Wine quality starts in the vineyard. The site is everything and the farming a parallel. Finding that right site to ultimately own and “put down roots” is time consuming and can be heartbreaking. After a long search I was lucky enough to find an entire hill for my vineyard, offering every exposure and containing innumerable soil types.
Vineyards are complex ecosystems and take time to understand. Over my first ten years making wine, I used grapes from over 15 different vineyards, learning a lot: exposure, elevation, clone type, planting and management all effect the flavor of grapes. But one of the biggest factors, the one I focused on in choosing a site for my own vineyard, is the soils.
below, classic Willakenzie soil at Saffron Fields Vineyard
Digging to Discover
After a long search, in spring of 2005 I found a possible vineyard site.
The list of requirements for any potential property is limitless, as are the variables in making wine, but first and foremost the site had to be plant-able. After a soil test revealed that this location contained over twenty distinct and defined soils types, each uniquely suited for planting Pinot noir and Chardonnay, I knew that I had found the perfect site.
I asked Joel Myers, who started back in the 1960’s with David Lett to walk the land, and give me an assessment. Joel has a vineyard management company named Vine Tenders and a long and respected history in the Willamette Valley having planted a large percentage and managing many of Oregon’s finest vineyards today. He also was instrumental in an opportunity to find out more about my vineyard site.
The timing was right as members of the US Geological Survey were in the area, re-mapping the soils of the Willamette. Various vineyard development people knew I was looking at this piece of property and asked about digging additional holes on the property. Andy Gallagher of Red Hills Soils had assessed the close to one hundred holes I had dug on the property and found some odd soil types When the new holes were dug, Dave Johnson of the USGS found soils present which were not known to be in the Yamhill-Carlton AVA.
The USGC researchers were confounded by the soils of my land. USGC researcher Dave Johnson found a dozen different soils – some were just not supposed to be found in the Yamhill-Carlton AVA. I took pictures of the eventful day, above
There are over 800 different soil series in Oregon, of which only 92 have to date been utilized to grow grapes. Soil series are broken down into 25 different groups based upon common characteristics, but naming of the soils can differ by state.

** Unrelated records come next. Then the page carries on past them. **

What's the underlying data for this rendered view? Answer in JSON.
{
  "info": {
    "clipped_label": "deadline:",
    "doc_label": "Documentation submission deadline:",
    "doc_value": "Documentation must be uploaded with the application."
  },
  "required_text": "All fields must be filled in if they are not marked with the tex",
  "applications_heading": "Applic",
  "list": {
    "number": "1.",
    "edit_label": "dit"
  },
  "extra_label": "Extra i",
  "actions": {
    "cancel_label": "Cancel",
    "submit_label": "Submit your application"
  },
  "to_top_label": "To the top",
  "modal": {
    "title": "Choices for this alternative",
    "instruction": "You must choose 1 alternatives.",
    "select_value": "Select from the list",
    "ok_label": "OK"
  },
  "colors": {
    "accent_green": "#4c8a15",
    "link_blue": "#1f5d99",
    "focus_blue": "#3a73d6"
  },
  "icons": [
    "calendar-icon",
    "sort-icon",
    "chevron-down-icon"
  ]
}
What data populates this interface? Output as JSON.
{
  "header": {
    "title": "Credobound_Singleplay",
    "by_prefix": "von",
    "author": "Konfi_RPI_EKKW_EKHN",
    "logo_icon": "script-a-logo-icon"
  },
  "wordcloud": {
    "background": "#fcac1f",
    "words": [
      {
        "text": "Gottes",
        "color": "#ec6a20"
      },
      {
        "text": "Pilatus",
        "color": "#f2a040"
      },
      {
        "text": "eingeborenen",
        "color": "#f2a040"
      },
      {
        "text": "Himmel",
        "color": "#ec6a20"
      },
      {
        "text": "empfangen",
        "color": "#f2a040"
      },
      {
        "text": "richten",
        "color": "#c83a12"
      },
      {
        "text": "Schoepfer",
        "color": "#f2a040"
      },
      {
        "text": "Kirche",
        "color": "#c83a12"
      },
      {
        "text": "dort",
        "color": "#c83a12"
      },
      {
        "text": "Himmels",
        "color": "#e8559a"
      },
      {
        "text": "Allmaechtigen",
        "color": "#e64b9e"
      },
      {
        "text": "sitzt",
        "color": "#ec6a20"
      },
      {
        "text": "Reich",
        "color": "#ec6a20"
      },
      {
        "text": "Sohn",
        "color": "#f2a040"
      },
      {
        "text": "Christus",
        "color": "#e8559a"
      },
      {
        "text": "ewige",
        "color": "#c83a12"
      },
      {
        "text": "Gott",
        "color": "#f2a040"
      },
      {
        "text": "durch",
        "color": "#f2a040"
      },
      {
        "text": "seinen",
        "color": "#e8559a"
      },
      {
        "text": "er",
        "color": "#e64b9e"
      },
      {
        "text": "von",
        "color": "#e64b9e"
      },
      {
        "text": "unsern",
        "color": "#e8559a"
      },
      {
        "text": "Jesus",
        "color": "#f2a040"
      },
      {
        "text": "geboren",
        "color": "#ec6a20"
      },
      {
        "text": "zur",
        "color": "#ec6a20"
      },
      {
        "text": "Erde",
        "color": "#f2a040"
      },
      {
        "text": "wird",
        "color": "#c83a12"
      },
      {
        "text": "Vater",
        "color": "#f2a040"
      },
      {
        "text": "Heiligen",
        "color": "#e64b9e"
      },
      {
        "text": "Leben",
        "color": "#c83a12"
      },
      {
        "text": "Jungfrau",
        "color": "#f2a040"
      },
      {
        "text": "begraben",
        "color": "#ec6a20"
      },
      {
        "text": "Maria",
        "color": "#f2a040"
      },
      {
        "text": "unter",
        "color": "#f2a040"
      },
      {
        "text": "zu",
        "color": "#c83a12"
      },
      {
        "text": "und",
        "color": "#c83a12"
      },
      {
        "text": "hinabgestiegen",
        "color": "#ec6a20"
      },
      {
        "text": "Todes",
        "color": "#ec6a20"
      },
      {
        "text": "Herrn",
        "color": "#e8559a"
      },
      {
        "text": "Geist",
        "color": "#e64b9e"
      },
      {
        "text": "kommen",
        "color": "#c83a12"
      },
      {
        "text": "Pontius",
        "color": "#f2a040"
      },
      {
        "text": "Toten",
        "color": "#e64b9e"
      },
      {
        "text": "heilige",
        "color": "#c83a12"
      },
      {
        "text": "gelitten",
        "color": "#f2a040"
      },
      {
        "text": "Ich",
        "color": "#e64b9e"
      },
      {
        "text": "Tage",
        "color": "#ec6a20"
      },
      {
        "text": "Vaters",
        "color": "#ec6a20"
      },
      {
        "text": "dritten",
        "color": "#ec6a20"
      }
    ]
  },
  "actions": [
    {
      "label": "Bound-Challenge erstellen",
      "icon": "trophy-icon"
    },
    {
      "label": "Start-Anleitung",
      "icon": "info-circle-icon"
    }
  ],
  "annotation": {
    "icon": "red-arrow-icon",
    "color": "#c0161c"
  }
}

For example; Oregon has Jory soil which has a high clay content, while this might be characteristically similar to a soil in Upstate New York, it would have a completely different name. This illustrates that the naming scheme is meaningless and that attention should be paid to each soil groups distinctive combination of parent material, topography, climate, vegetation, and history and how this will influence vine growth and the resulting fruit.
EIEIO & Company’s winegrowing philosophy is terroir based, but terroir is not JUST limited to soil.
I believe that it also has to do with the flora surrounding the area, the pollen from other plants which might affect the grape vine, wind (as I’ve seen with the thicker skinned fruit of the Meredith Mitchell Vineyard), etc. I also believe that the winery and cellar are part of “terroir” since the yeasts, microbes and molds in both will affect the wine. I can go on forever.
Pinot noir and Chardonnay are uniquely suited for terroir driven wine growing since these varietals lack genius when planted on average sites. For this reason, EIEIO & Company carefully selects its vineyards to produce wines that are not only reflective of that specific site, but are also, collectively, a representation of the Willamette Valley.
After being in and around the vineyards of the Willamette Valley and having tasted the subsequent wine produced from them over the past 15 yrs, I’ve found that no hard and fast rules apply. You read, hear, and see people going on about yield, trellising, farming techniques and trendy pseudo-scientific farming methods.
What it really comes down to is this: Does the vineyard site produce a crop with personality? There are some who will only farm Bio dynamically, but is the end product always better and is the consumer willing to pay the additional costs associated with this method?
There are others who follow the DuPont philosophy of “Better living through chemistry” as it is a much easier approach to farming. We believe in finding a happy medium where we are farming sustainably without losing the unique characteristics of the specific site.
Looking over the vineyards I lease, each one has a distinct personality in exposure, age, farming and the subsequent wine from it. With this vast array of personalities, I can choose to either blend forming the Cuvees “E”, “I” and at times the elusive “O” or, if the vineyard is impressive enough as a standalone, produce a single vineyard or even a single block bottling.
Each farmer has their own philosophy on how to farm their property. Most have been farming their property for at least 10 years and have learned not only what the plants want, but also what the site needs. While the vineyards in the current EIEIO & Company portfolio have farming practices unique to that specific site, the overall philosophy aligns nicely with my vision. They do what they do and I do with it what I do, in an attempt to produce better wines.